• YOUR INSTRUCTIONS
If a line of the data below holds the word "icon", list it.

• MATERIAL PROVIDED
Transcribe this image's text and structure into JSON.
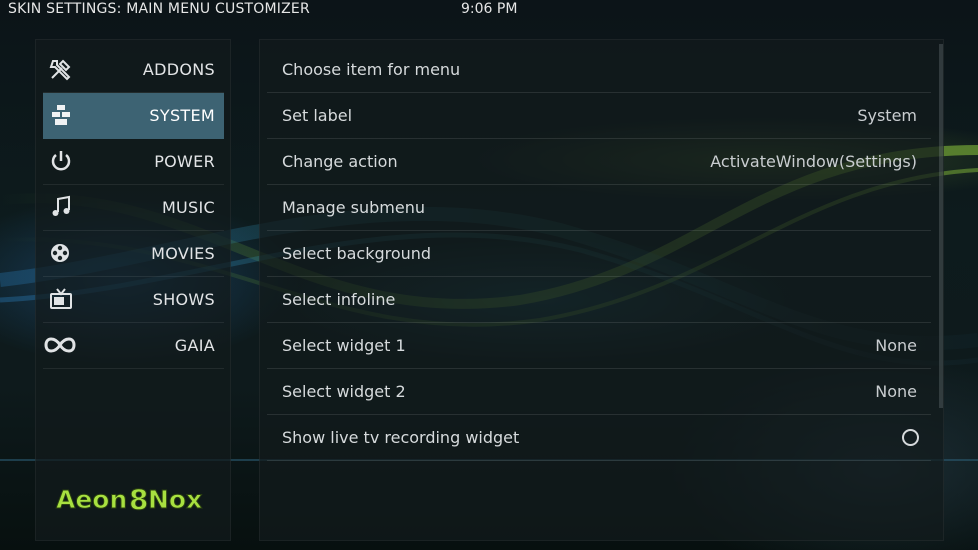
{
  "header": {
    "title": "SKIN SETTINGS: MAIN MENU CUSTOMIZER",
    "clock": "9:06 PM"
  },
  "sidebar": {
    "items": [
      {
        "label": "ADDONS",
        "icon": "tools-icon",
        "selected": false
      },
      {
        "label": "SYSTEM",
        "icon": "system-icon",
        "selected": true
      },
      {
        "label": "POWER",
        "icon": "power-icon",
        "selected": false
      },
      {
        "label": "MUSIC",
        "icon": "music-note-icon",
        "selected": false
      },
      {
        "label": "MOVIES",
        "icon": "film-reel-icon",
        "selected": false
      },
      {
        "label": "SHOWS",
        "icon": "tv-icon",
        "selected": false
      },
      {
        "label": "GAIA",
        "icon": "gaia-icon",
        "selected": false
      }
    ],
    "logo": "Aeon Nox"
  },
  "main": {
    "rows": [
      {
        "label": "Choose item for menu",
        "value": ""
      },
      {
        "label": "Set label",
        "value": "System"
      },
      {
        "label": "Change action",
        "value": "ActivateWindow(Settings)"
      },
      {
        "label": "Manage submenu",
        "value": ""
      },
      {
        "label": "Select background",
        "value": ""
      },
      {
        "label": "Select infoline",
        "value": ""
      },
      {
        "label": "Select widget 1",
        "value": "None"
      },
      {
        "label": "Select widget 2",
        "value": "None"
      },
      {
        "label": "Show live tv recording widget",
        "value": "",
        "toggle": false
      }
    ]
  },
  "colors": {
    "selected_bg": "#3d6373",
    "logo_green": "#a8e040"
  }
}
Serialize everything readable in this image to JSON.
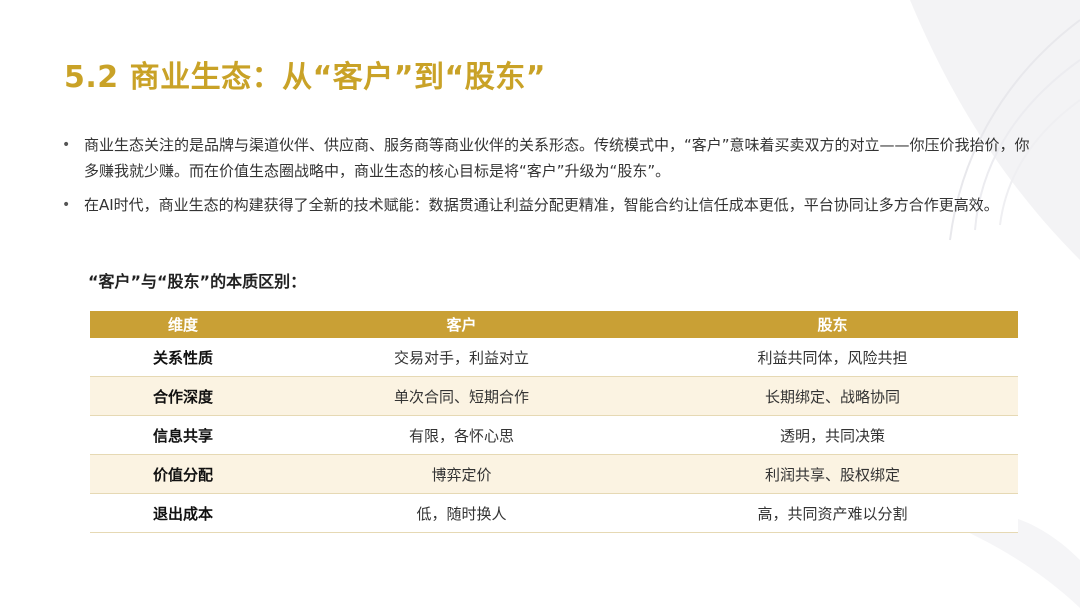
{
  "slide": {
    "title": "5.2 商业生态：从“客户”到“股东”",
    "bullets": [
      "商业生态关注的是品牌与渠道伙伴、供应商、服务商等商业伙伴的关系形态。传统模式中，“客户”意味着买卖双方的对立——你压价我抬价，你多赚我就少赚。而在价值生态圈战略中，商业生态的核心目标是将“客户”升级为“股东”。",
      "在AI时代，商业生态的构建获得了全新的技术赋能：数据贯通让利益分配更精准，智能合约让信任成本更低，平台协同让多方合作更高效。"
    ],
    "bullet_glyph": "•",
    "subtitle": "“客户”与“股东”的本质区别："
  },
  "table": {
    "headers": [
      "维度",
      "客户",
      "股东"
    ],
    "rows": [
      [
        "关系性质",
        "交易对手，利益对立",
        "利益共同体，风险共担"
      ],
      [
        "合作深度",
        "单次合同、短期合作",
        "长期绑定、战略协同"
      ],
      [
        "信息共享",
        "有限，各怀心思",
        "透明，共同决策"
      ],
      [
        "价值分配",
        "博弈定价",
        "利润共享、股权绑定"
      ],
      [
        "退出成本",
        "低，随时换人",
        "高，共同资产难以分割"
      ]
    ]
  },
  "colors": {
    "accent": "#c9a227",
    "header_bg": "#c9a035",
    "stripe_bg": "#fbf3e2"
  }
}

• EXPECTED ANSWER
        "icon": "tools-icon",
        "icon": "system-icon",
        "icon": "power-icon",
        "icon": "music-note-icon",
        "icon": "film-reel-icon",
        "icon": "tv-icon",
        "icon": "gaia-icon",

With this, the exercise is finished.